Africa’s energy landscape is on an upward trajectory, backed by new and existing partnerships between key stakeholders, according to the African Energy Chamber’s (AEC) Q1 2022 Outlook
According to the report, Africa’s oil and gas sector is experiencing underproduction and underinvestment as international majors exit portfolios in key hydrocarbon producing countries such as Nigeria and Angola. Projects operated by majors, especially across West Africa are notorious for high emission rates and the deep-water projects are cost intensive.
Many a times, the delays in the “conceptualisation to implementation” in the required fiscal changes or announced fiscal changes has also led to many projects getting delayed. Nigeria has also been plagued by the pipeline vandalism which has resulted in millions of barrels lost to oil spills and environmental issues. The major Nigeria onshore operator – Shell plc has been often faced with legal actions in the recent past.
In this regard, Africa’s upstream sector can see a significant change if the oil and gas majors that are lined up to shed assets in key producing nations eventually divest their portfolios to the relatively lesser known and lesser funding rich indigenous companies. Large international players have long been the driving force of the sector in the region – mostly notably in OPEC members Nigeria and Angola.

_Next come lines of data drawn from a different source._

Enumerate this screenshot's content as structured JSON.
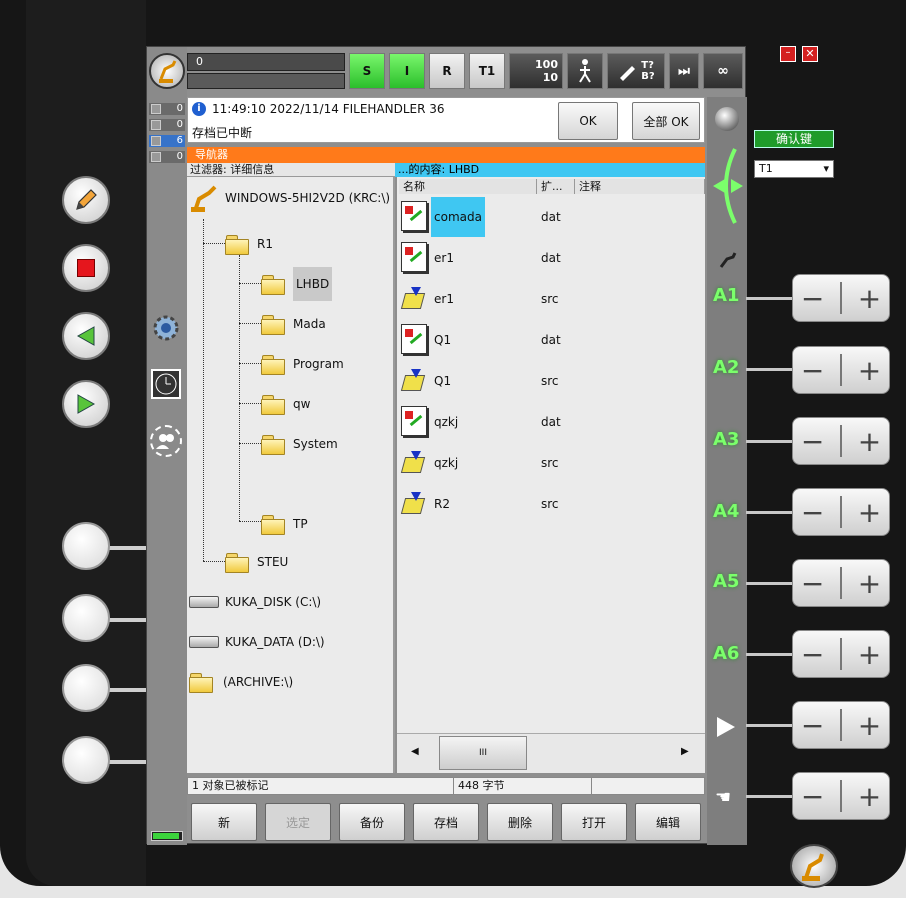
{
  "topbar": {
    "program_field": "0",
    "btn_s": "S",
    "btn_i": "I",
    "btn_r": "R",
    "btn_t1": "T1",
    "override_run": "100",
    "override_jog": "10",
    "tq": "T?",
    "bq": "B?",
    "infinity": "∞"
  },
  "counters": [
    "0",
    "0",
    "6",
    "0"
  ],
  "message": {
    "header": "11:49:10 2022/11/14 FILEHANDLER 36",
    "text": "存档已中断",
    "ok": "OK",
    "all_ok": "全部 OK"
  },
  "navigator": {
    "title": "导航器",
    "filter": "过滤器: 详细信息",
    "content_of": "...的内容: LHBD",
    "columns": [
      "名称",
      "扩...",
      "注释"
    ],
    "tree": {
      "root": "WINDOWS-5HI2V2D (KRC:\\)",
      "r1": "R1",
      "r1_children": [
        "LHBD",
        "Mada",
        "Program",
        "qw",
        "System",
        "TP"
      ],
      "steu": "STEU",
      "drive_c": "KUKA_DISK (C:\\)",
      "drive_d": "KUKA_DATA (D:\\)",
      "archive": "(ARCHIVE:\\)"
    },
    "files": [
      {
        "name": "comada",
        "ext": "dat",
        "type": "dat",
        "selected": true
      },
      {
        "name": "er1",
        "ext": "dat",
        "type": "dat",
        "selected": false
      },
      {
        "name": "er1",
        "ext": "src",
        "type": "src",
        "selected": false
      },
      {
        "name": "Q1",
        "ext": "dat",
        "type": "dat",
        "selected": false
      },
      {
        "name": "Q1",
        "ext": "src",
        "type": "src",
        "selected": false
      },
      {
        "name": "qzkj",
        "ext": "dat",
        "type": "dat",
        "selected": false
      },
      {
        "name": "qzkj",
        "ext": "src",
        "type": "src",
        "selected": false
      },
      {
        "name": "R2",
        "ext": "src",
        "type": "src",
        "selected": false
      }
    ],
    "scroll_thumb": "III",
    "status_marked": "1 对象已被标记",
    "status_bytes": "448 字节"
  },
  "buttons": {
    "new": "新",
    "select": "选定",
    "backup": "备份",
    "archive": "存档",
    "delete": "删除",
    "open": "打开",
    "edit": "编辑"
  },
  "right": {
    "confirm": "确认键",
    "mode_select": "T1",
    "axes": [
      "A1",
      "A2",
      "A3",
      "A4",
      "A5",
      "A6"
    ]
  },
  "colors": {
    "navigator_title": "#ff7a1a",
    "content_bar": "#3fc7f2",
    "selection": "#3fc7f2",
    "status_green": "#47d647",
    "axis_label": "#7bff6b"
  }
}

Many local players have already bought into or are reported to be actively bidding for the assets put up for sale by majors, particularly in Nigeria and Angola. Five companies – Sahara Group, Seplat Energy, Famfa Oil, Nigeria Delta Exploration & Production (NDEP) and Troilus Investments – are reportedly planning to bid for Shell’s stakes in as many as 19 oil mining leases (OML) in Nigeria, where the deadline for submitting bids is 31 January this year.